What to produce:
Find every line in the records below that contains "JSON", and copy it.

Records from a dataset:

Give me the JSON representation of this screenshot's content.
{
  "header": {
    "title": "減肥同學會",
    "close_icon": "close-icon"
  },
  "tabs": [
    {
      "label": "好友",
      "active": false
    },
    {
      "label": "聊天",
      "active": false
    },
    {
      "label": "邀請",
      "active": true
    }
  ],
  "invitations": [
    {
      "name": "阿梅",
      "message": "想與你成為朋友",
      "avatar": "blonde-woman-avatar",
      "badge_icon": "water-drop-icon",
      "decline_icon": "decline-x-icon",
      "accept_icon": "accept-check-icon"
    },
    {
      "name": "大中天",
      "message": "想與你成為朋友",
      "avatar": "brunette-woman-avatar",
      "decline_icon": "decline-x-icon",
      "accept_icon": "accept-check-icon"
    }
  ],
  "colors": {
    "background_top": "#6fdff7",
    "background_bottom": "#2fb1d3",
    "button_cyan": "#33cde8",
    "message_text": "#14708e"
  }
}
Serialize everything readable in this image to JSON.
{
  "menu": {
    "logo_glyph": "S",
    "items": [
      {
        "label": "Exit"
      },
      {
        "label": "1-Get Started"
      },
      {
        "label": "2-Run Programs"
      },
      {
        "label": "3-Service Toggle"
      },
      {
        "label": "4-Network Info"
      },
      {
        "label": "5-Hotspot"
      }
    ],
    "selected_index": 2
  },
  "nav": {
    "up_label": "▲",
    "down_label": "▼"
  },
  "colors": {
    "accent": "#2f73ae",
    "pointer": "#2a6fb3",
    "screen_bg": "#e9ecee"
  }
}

Output for this task:
Give me the JSON representation of this screenshot's content.
Serialize everything readable in this image to JSON.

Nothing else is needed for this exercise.